**** Supplied entries

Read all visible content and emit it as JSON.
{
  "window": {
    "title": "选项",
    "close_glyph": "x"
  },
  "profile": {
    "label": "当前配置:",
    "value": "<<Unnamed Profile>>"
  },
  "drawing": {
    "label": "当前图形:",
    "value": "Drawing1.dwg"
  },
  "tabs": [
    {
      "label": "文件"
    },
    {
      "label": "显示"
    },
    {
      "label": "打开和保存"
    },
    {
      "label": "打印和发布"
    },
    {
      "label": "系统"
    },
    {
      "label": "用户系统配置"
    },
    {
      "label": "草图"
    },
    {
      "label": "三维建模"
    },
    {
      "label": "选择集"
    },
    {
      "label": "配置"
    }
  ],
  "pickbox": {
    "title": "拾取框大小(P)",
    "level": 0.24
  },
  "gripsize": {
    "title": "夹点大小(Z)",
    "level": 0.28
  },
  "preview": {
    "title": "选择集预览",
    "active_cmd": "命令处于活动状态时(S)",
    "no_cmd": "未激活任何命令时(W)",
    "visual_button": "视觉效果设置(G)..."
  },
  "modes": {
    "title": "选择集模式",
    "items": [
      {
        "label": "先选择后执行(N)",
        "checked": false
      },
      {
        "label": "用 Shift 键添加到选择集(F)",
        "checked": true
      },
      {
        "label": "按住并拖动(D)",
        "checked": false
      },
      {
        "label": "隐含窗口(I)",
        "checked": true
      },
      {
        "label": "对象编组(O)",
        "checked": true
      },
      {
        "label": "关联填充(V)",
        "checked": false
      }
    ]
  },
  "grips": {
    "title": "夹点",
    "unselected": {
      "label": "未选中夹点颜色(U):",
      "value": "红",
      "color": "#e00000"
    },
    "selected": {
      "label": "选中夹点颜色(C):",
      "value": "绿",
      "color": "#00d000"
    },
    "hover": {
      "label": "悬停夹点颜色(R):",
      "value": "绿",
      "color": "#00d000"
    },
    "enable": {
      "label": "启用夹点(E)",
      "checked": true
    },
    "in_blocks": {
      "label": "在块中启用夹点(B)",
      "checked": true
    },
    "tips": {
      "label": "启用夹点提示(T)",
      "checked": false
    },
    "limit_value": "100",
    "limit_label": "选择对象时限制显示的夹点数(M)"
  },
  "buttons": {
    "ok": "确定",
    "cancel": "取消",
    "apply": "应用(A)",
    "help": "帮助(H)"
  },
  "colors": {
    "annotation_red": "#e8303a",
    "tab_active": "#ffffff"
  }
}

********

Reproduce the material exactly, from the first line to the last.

Read all visible content and emit it as JSON.
{
  "window": {
    "title": "选项",
    "close_glyph": "x"
  },
  "profile": {
    "label": "当前配置:",
    "value": "<<Unnamed Profile>>"
  },
  "drawing": {
    "label": "当前图形:",
    "value": "Drawing1.dwg"
  },
  "tabs": [
    {
      "label": "文件"
    },
    {
      "label": "显示"
    },
    {
      "label": "打开和保存"
    },
    {
      "label": "打印和发布"
    },
    {
      "label": "系统"
    },
    {
      "label": "用户系统配置"
    },
    {
      "label": "草图"
    },
    {
      "label": "三维建模"
    },
    {
      "label": "选择集"
    },
    {
      "label": "配置"
    }
  ],
  "pickbox": {
    "title": "拾取框大小(P)",
    "level": 0.24
  },
  "gripsize": {
    "title": "夹点大小(Z)",
    "level": 0.28
  },
  "preview": {
    "title": "选择集预览",
    "active_cmd": "命令处于活动状态时(S)",
    "no_cmd": "未激活任何命令时(W)",
    "visual_button": "视觉效果设置(G)..."
  },
  "modes": {
    "title": "选择集模式",
    "items": [
      {
        "label": "先选择后执行(N)",
        "checked": false
      },
      {
        "label": "用 Shift 键添加到选择集(F)",
        "checked": true
      },
      {
        "label": "按住并拖动(D)",
        "checked": false
      },
      {
        "label": "隐含窗口(I)",
        "checked": true
      },
      {
        "label": "对象编组(O)",
        "checked": true
      },
      {
        "label": "关联填充(V)",
        "checked": false
      }
    ]
  },
  "grips": {
    "title": "夹点",
    "unselected": {
      "label": "未选中夹点颜色(U):",
      "value": "红",
      "color": "#e00000"
    },
    "selected": {
      "label": "选中夹点颜色(C):",
      "value": "绿",
      "color": "#00d000"
    },
    "hover": {
      "label": "悬停夹点颜色(R):",
      "value": "绿",
      "color": "#00d000"
    },
    "enable": {
      "label": "启用夹点(E)",
      "checked": true
    },
    "in_blocks": {
      "label": "在块中启用夹点(B)",
      "checked": true
    },
    "tips": {
      "label": "启用夹点提示(T)",
      "checked": false
    },
    "limit_value": "100",
    "limit_label": "选择对象时限制显示的夹点数(M)"
  },
  "buttons": {
    "ok": "确定",
    "cancel": "取消",
    "apply": "应用(A)",
    "help": "帮助(H)"
  },
  "colors": {
    "annotation_red": "#e8303a",
    "tab_active": "#ffffff"
  }
}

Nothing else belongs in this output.